# Work required
Go through the data below and copy it exactly, skipping every picture.

# Supplied entries
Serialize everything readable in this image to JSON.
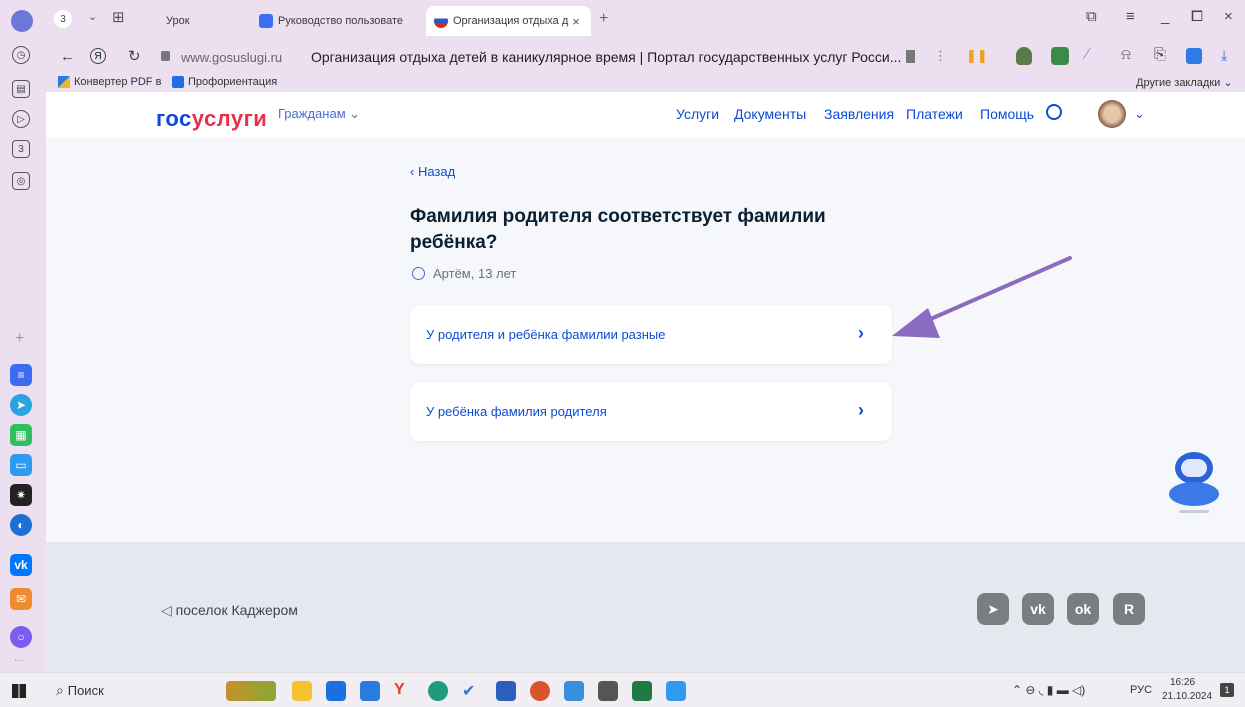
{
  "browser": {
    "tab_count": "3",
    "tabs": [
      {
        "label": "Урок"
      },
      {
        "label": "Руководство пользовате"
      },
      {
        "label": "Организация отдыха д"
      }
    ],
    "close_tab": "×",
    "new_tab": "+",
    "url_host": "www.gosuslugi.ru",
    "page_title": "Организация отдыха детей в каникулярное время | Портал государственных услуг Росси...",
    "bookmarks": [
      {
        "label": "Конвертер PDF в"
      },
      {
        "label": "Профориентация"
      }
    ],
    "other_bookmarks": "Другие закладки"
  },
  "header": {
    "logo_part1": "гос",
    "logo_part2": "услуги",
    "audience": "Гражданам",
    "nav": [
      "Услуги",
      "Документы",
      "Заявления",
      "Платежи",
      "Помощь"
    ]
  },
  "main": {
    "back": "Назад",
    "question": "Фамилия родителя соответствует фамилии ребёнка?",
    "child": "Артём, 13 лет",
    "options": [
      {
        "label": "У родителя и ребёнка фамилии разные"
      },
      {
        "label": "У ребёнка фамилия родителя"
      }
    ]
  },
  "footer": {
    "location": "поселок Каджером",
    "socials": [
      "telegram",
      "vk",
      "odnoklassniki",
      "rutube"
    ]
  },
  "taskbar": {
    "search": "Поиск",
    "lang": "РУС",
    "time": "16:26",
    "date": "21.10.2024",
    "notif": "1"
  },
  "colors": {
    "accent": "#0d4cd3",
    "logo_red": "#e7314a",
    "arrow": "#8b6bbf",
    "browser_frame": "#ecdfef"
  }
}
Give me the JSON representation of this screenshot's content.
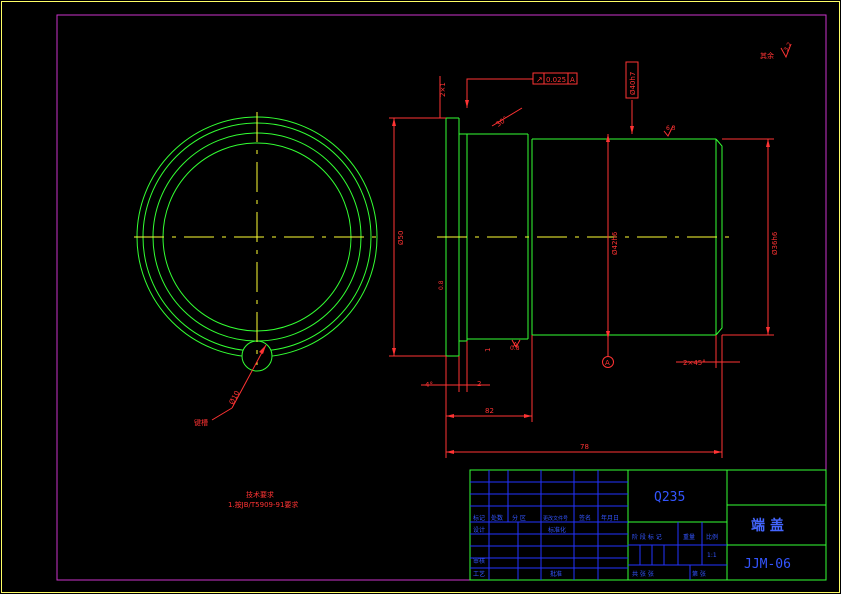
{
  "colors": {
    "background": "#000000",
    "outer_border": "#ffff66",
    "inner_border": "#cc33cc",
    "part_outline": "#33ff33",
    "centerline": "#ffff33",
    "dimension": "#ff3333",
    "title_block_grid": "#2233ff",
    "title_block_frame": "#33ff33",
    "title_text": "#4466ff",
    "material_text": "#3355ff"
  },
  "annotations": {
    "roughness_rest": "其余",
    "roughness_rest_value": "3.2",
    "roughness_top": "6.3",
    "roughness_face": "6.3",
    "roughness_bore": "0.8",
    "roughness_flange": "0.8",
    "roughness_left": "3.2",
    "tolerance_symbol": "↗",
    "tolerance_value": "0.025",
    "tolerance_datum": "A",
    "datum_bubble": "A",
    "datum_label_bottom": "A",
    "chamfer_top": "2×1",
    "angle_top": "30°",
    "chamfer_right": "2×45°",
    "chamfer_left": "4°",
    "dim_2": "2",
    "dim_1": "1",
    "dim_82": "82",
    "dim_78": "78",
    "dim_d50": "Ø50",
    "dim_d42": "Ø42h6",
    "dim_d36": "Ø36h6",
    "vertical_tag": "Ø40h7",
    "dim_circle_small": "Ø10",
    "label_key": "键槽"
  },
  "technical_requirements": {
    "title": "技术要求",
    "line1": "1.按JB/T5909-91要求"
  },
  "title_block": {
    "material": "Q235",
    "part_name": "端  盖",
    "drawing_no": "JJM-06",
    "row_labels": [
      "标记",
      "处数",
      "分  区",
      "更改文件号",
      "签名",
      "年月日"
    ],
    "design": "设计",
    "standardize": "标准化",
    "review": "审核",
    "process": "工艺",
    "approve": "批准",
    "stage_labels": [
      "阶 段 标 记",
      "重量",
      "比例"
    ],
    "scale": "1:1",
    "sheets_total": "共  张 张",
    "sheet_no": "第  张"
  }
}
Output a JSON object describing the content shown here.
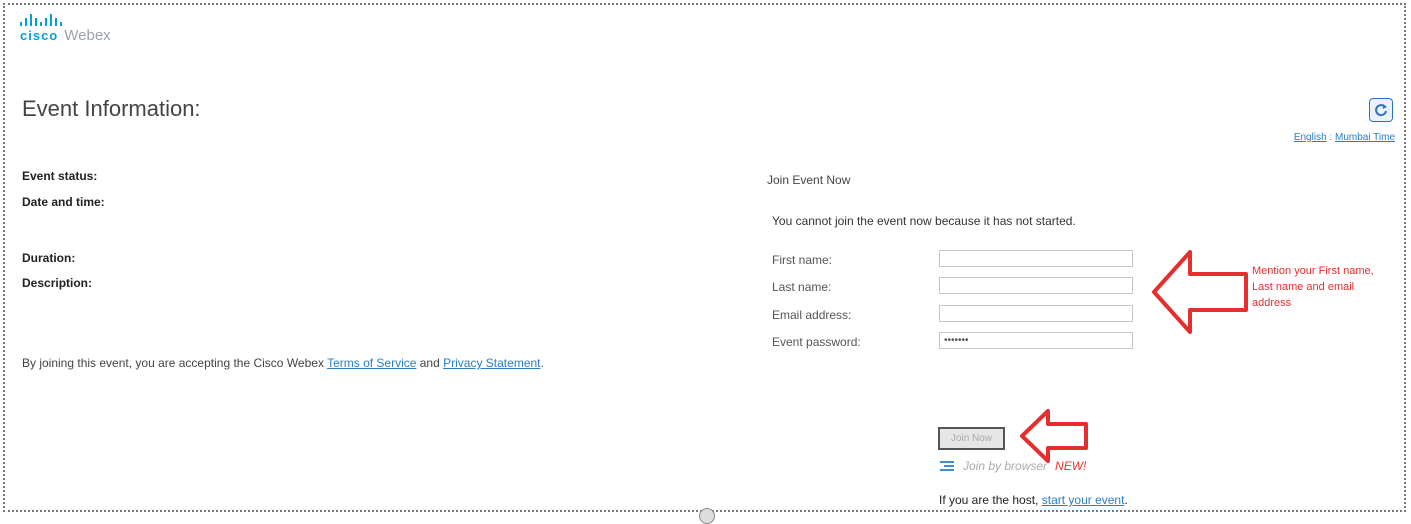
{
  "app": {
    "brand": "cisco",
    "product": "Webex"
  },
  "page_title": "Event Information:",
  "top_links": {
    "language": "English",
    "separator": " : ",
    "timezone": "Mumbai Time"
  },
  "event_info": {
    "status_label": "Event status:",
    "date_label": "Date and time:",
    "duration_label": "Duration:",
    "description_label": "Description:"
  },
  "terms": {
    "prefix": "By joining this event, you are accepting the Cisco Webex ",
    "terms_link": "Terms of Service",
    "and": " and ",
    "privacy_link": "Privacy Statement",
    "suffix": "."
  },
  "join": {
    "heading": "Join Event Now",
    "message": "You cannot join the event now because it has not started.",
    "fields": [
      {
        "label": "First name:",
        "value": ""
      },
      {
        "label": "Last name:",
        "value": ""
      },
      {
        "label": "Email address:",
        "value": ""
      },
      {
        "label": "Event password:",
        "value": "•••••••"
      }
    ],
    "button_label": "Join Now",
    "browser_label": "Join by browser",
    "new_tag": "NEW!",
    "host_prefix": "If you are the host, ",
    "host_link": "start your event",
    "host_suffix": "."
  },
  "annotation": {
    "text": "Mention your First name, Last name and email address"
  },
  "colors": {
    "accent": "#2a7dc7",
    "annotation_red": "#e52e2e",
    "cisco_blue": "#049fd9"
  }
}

# Result of this exercise
Serialize everything readable in this image to JSON.
{
  "browser": {
    "tab_count": "3",
    "tabs": [
      {
        "label": "Урок"
      },
      {
        "label": "Руководство пользовате"
      },
      {
        "label": "Организация отдыха д"
      }
    ],
    "close_tab": "×",
    "new_tab": "+",
    "url_host": "www.gosuslugi.ru",
    "page_title": "Организация отдыха детей в каникулярное время | Портал государственных услуг Росси...",
    "bookmarks": [
      {
        "label": "Конвертер PDF в"
      },
      {
        "label": "Профориентация"
      }
    ],
    "other_bookmarks": "Другие закладки"
  },
  "header": {
    "logo_part1": "гос",
    "logo_part2": "услуги",
    "audience": "Гражданам",
    "nav": [
      "Услуги",
      "Документы",
      "Заявления",
      "Платежи",
      "Помощь"
    ]
  },
  "main": {
    "back": "Назад",
    "question": "Фамилия родителя соответствует фамилии ребёнка?",
    "child": "Артём, 13 лет",
    "options": [
      {
        "label": "У родителя и ребёнка фамилии разные"
      },
      {
        "label": "У ребёнка фамилия родителя"
      }
    ]
  },
  "footer": {
    "location": "поселок Каджером",
    "socials": [
      "telegram",
      "vk",
      "odnoklassniki",
      "rutube"
    ]
  },
  "taskbar": {
    "search": "Поиск",
    "lang": "РУС",
    "time": "16:26",
    "date": "21.10.2024",
    "notif": "1"
  },
  "colors": {
    "accent": "#0d4cd3",
    "logo_red": "#e7314a",
    "arrow": "#8b6bbf",
    "browser_frame": "#ecdfef"
  }
}
Give me the JSON representation of this screenshot's content.
{
  "colors": {
    "background": "#000000",
    "outer_border": "#ffff66",
    "inner_border": "#cc33cc",
    "part_outline": "#33ff33",
    "centerline": "#ffff33",
    "dimension": "#ff3333",
    "title_block_grid": "#2233ff",
    "title_block_frame": "#33ff33",
    "title_text": "#4466ff",
    "material_text": "#3355ff"
  },
  "annotations": {
    "roughness_rest": "其余",
    "roughness_rest_value": "3.2",
    "roughness_top": "6.3",
    "roughness_face": "6.3",
    "roughness_bore": "0.8",
    "roughness_flange": "0.8",
    "roughness_left": "3.2",
    "tolerance_symbol": "↗",
    "tolerance_value": "0.025",
    "tolerance_datum": "A",
    "datum_bubble": "A",
    "datum_label_bottom": "A",
    "chamfer_top": "2×1",
    "angle_top": "30°",
    "chamfer_right": "2×45°",
    "chamfer_left": "4°",
    "dim_2": "2",
    "dim_1": "1",
    "dim_82": "82",
    "dim_78": "78",
    "dim_d50": "Ø50",
    "dim_d42": "Ø42h6",
    "dim_d36": "Ø36h6",
    "vertical_tag": "Ø40h7",
    "dim_circle_small": "Ø10",
    "label_key": "键槽"
  },
  "technical_requirements": {
    "title": "技术要求",
    "line1": "1.按JB/T5909-91要求"
  },
  "title_block": {
    "material": "Q235",
    "part_name": "端  盖",
    "drawing_no": "JJM-06",
    "row_labels": [
      "标记",
      "处数",
      "分  区",
      "更改文件号",
      "签名",
      "年月日"
    ],
    "design": "设计",
    "standardize": "标准化",
    "review": "审核",
    "process": "工艺",
    "approve": "批准",
    "stage_labels": [
      "阶 段 标 记",
      "重量",
      "比例"
    ],
    "scale": "1:1",
    "sheets_total": "共  张 张",
    "sheet_no": "第  张"
  }
}
Output a JSON object describing the content shown here.
{
  "app": {
    "brand": "cisco",
    "product": "Webex"
  },
  "page_title": "Event Information:",
  "top_links": {
    "language": "English",
    "separator": " : ",
    "timezone": "Mumbai Time"
  },
  "event_info": {
    "status_label": "Event status:",
    "date_label": "Date and time:",
    "duration_label": "Duration:",
    "description_label": "Description:"
  },
  "terms": {
    "prefix": "By joining this event, you are accepting the Cisco Webex ",
    "terms_link": "Terms of Service",
    "and": " and ",
    "privacy_link": "Privacy Statement",
    "suffix": "."
  },
  "join": {
    "heading": "Join Event Now",
    "message": "You cannot join the event now because it has not started.",
    "fields": [
      {
        "label": "First name:",
        "value": ""
      },
      {
        "label": "Last name:",
        "value": ""
      },
      {
        "label": "Email address:",
        "value": ""
      },
      {
        "label": "Event password:",
        "value": "•••••••"
      }
    ],
    "button_label": "Join Now",
    "browser_label": "Join by browser",
    "new_tag": "NEW!",
    "host_prefix": "If you are the host, ",
    "host_link": "start your event",
    "host_suffix": "."
  },
  "annotation": {
    "text": "Mention your First name, Last name and email address"
  },
  "colors": {
    "accent": "#2a7dc7",
    "annotation_red": "#e52e2e",
    "cisco_blue": "#049fd9"
  }
}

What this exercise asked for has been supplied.